Yet, most people resist thinking about toilets this way or questioning their design. Instead, we’ve normalized them – we insist on seeing them as functional and rational; their details as trivial, unimportant. This refusal to talk about toilets is like a form of collective repression – and it goes very deep.
This repression is reinforced by the design of our whole sanitation system, which is designed to deal with our waste invisibly, in underground pipes and out-of-town treatment facilities. It is literally ‘flush and forget’. As our society faces new social and environmental pressures – ageing infrastructure, natural disasters, water shortages – can this collective refusal to talk toilets be sustained?
The reason I began to ask these kinds of questions was that, in 2010, I was given the chance to go to Durban, South Africa to see examples of how the state was tackling these issues. What’s so striking in Durban is that they’ve fully embraced the fact that water-borne sewers and flush toilets won’t work in many areas due to water scarcity. These dry toilets are a way to provide sanitation to people who otherwise would get left out.

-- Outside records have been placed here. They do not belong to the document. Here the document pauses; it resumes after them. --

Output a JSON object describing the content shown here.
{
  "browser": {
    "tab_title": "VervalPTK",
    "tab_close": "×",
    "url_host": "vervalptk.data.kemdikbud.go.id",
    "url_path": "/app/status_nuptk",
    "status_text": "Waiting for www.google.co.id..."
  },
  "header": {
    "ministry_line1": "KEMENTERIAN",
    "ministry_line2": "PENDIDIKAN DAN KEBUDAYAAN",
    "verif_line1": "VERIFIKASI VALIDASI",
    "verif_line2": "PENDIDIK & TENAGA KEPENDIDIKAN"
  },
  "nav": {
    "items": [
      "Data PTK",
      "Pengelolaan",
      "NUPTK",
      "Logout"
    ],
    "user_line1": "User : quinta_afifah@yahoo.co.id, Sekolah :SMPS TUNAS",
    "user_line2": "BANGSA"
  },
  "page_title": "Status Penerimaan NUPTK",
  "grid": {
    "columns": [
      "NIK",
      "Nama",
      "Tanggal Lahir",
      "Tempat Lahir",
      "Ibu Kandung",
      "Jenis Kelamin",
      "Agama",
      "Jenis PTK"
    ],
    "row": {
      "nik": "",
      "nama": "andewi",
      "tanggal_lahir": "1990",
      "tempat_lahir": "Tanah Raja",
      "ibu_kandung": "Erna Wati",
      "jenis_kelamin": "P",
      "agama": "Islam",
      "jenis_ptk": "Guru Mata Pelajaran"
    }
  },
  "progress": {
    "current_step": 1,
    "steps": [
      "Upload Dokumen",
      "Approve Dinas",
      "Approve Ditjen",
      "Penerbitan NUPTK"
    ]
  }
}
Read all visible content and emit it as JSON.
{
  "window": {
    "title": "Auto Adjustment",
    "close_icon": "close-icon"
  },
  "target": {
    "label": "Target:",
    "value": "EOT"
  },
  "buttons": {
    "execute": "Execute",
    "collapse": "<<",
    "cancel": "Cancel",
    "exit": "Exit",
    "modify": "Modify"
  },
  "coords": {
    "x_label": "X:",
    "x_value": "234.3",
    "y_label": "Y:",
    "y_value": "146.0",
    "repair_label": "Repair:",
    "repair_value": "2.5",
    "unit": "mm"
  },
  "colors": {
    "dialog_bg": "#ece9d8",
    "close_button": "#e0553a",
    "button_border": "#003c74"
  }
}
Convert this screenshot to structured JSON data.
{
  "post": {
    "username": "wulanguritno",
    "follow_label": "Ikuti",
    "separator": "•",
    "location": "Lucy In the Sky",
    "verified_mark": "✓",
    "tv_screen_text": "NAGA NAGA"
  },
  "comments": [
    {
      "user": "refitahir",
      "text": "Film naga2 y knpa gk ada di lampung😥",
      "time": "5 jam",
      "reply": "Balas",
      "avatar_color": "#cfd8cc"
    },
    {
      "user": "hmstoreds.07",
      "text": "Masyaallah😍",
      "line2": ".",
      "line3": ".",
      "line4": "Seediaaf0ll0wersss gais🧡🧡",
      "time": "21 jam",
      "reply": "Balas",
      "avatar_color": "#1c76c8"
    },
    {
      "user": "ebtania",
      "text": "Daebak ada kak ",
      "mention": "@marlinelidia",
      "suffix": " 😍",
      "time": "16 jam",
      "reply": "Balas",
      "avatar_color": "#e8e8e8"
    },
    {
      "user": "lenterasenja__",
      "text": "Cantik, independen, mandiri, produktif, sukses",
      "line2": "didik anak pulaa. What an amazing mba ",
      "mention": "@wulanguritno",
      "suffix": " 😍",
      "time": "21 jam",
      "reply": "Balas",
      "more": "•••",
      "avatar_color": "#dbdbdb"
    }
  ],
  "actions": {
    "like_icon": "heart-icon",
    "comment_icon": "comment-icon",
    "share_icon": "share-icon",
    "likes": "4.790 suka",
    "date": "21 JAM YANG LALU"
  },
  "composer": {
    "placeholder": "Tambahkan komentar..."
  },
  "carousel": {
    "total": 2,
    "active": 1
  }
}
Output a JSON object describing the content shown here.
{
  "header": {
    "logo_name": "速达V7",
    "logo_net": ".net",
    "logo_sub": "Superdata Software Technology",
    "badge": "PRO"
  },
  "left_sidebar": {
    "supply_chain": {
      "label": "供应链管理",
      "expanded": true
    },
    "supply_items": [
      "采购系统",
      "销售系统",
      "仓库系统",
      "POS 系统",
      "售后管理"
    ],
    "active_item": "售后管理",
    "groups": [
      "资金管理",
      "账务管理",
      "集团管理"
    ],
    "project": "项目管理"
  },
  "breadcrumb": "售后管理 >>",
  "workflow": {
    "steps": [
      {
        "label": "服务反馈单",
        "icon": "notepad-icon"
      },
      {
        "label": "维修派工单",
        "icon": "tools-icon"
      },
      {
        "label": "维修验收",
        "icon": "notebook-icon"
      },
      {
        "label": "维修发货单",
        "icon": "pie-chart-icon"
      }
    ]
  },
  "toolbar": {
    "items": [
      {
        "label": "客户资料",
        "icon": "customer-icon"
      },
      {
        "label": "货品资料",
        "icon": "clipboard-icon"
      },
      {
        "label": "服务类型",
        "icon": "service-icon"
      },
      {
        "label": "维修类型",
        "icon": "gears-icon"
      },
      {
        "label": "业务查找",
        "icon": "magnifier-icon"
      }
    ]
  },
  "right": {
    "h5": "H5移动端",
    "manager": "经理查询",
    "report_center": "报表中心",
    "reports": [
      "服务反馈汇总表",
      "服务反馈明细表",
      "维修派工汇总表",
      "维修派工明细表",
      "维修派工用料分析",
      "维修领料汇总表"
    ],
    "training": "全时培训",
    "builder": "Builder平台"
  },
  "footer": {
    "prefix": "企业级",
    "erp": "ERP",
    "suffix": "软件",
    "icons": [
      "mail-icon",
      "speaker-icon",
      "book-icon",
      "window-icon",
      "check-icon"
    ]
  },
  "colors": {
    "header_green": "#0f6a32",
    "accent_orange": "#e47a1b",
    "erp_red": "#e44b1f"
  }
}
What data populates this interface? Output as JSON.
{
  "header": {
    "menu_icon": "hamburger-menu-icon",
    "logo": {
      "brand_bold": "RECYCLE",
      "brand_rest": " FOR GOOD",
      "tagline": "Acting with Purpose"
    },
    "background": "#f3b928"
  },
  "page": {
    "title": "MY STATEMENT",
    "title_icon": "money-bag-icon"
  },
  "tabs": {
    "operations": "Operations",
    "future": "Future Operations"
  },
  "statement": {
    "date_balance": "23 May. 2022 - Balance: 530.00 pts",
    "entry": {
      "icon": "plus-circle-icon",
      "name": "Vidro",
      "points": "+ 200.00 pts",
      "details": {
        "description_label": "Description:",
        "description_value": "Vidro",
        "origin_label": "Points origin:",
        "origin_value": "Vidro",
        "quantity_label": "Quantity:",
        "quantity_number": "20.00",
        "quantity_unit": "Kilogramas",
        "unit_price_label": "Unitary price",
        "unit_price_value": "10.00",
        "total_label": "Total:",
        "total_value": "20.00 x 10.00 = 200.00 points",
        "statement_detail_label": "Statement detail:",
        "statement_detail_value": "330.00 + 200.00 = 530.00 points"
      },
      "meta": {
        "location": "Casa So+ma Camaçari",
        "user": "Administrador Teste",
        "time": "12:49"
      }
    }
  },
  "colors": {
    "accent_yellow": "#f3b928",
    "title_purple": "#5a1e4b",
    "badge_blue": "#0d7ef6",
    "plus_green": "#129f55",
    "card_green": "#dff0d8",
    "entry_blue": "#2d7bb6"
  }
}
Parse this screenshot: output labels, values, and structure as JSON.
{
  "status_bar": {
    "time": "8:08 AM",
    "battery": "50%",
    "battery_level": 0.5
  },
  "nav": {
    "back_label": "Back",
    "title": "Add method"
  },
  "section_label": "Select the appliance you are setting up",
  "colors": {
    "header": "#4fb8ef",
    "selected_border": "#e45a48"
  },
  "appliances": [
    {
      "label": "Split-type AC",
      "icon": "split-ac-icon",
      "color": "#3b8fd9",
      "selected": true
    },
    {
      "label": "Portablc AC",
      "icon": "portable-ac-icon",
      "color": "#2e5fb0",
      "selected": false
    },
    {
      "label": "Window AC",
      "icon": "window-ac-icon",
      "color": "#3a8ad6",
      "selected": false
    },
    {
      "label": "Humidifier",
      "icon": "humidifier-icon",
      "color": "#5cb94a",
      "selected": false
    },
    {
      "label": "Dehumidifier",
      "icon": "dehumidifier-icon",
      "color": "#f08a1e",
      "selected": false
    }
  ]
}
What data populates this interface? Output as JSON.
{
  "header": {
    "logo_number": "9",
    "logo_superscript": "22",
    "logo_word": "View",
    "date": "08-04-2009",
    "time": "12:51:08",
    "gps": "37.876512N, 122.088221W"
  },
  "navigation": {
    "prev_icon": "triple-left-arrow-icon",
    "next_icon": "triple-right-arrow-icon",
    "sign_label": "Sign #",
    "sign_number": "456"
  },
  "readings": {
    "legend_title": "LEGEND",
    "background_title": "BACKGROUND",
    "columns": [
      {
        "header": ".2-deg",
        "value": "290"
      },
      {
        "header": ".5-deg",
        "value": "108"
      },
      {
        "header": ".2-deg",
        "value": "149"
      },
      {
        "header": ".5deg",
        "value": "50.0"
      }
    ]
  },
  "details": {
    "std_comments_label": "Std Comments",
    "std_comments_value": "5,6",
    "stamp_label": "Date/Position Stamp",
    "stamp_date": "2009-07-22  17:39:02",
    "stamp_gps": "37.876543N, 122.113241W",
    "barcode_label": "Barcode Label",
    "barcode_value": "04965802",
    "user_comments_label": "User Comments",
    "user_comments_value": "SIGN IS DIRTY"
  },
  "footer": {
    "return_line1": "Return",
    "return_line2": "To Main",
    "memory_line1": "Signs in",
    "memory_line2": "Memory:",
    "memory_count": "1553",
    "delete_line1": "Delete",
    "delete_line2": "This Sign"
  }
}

I saw a lot to admire, but I also saw a lot of problems. One is that people don’t like these toilets and don’t use them – there’s no dignity in their construction, no attempt to appeal to the user. And I came away from this experience convinced that, whatever the future holds, designers have a really important role to play in terms of shifting attitudes towards toilets and of mediating between engineers and users.
The design community needs to be thinking more holistically and more creatively about toilets – to think about ways to make them less water-hungry, less standardized, more user-friendly. These redesigns might be engineering-led or designer-led, high-minded or playful – ideally, they’ll be all of these things.
Above all, we need to start talking about toilets. And this is what I’ve been trying to do in my own recent projects, including the TOTO exhibition. These are really attempts get people to ask ‘why do our toilets look this way’ and not that? And what would it mean to have another type of toilet?
Barbara Penner’s exhibition, Toilets: Evolution or Revolution? can be seen at TOTO, 140-142 St John Street, London EC1V 4UA, until the end of October 2014.
Bathroom, published by Reaktion, can be purchased via Amazon here.